We didn't do anything with clickers in the first class, but I want to have some clicker questions in the next one, and to spend a bit of class time on the mechanics. So this requires two kinds of preparation.
First, I need to have a series of steps that get students started with clickers, because close to half said they hadn't used them before. 1. How to program your student number into your clicker. 2. How questioning works. 3. How answering works. For this I need to have a few very easy sample questions, and to allow time that would otherwise be spent on the science.
And there should be have at least one interesting thought-provoking clicker question about the science we're doing. This can come at the end of class, but I should allow at least a few minutes for it.
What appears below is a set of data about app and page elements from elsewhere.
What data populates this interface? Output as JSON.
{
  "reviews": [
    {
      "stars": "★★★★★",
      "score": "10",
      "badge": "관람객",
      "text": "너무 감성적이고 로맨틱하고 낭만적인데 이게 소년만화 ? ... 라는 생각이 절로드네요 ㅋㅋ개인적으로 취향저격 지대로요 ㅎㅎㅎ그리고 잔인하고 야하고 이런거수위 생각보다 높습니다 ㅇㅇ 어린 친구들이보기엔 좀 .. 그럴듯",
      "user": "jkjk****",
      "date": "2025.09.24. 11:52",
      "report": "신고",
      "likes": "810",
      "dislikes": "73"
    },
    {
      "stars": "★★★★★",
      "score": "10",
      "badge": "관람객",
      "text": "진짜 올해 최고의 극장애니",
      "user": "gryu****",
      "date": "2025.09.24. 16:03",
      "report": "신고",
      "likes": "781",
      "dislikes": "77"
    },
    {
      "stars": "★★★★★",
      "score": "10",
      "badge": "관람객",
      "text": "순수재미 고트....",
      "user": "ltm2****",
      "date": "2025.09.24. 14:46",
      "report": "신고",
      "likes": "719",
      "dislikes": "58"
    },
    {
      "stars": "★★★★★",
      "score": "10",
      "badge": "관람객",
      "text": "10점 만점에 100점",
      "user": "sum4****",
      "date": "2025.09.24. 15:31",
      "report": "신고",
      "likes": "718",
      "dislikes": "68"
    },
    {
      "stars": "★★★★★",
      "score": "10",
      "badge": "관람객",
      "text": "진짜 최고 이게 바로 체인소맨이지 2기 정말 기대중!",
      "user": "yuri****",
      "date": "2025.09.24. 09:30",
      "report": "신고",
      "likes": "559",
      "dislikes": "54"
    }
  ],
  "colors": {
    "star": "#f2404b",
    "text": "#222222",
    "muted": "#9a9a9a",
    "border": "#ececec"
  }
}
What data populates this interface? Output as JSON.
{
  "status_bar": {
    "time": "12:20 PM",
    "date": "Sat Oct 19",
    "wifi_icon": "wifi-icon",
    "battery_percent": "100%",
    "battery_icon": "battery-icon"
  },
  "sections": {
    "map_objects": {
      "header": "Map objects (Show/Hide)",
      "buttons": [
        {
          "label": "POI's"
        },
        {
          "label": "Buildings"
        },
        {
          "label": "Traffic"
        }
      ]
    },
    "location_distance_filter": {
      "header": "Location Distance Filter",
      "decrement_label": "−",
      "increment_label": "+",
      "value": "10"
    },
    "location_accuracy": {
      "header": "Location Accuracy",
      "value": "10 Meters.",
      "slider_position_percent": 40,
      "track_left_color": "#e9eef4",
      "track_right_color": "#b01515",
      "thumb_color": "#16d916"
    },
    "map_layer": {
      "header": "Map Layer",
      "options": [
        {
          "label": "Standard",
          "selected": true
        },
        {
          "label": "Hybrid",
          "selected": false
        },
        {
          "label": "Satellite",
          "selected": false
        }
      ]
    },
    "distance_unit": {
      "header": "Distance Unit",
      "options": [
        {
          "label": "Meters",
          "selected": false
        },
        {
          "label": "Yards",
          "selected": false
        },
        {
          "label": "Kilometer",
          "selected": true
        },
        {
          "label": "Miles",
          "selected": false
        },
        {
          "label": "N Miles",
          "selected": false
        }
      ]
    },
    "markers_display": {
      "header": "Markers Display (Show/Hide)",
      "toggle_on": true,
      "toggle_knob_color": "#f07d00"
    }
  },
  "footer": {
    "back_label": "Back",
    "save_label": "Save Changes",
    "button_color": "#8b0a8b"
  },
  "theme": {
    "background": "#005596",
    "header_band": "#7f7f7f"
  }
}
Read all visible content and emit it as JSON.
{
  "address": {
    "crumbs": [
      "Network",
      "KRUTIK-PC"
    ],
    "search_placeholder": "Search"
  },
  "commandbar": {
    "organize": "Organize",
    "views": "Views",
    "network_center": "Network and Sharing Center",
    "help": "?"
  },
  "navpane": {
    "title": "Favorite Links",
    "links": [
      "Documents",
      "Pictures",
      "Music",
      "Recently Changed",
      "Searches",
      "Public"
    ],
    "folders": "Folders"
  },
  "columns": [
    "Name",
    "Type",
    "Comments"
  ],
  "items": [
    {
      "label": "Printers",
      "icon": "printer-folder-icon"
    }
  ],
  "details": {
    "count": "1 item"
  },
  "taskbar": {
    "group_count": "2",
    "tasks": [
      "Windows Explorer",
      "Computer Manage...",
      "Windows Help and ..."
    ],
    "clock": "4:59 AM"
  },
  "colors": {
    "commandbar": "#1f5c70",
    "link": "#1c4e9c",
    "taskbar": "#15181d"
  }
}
The pedagogical challenge is to move one or more concepts from lecture-style presentation, in which I tell the students the concept, to question-plus-thinking presentation, in which I raise the question, students evaluate possible answers, then I tell them the answer. The latter takes a lot more time, but gives much more real learning. So this is another pedagogical problem - because I need to spend less time lecturing on other concepts to create time for thinking about the most important ones.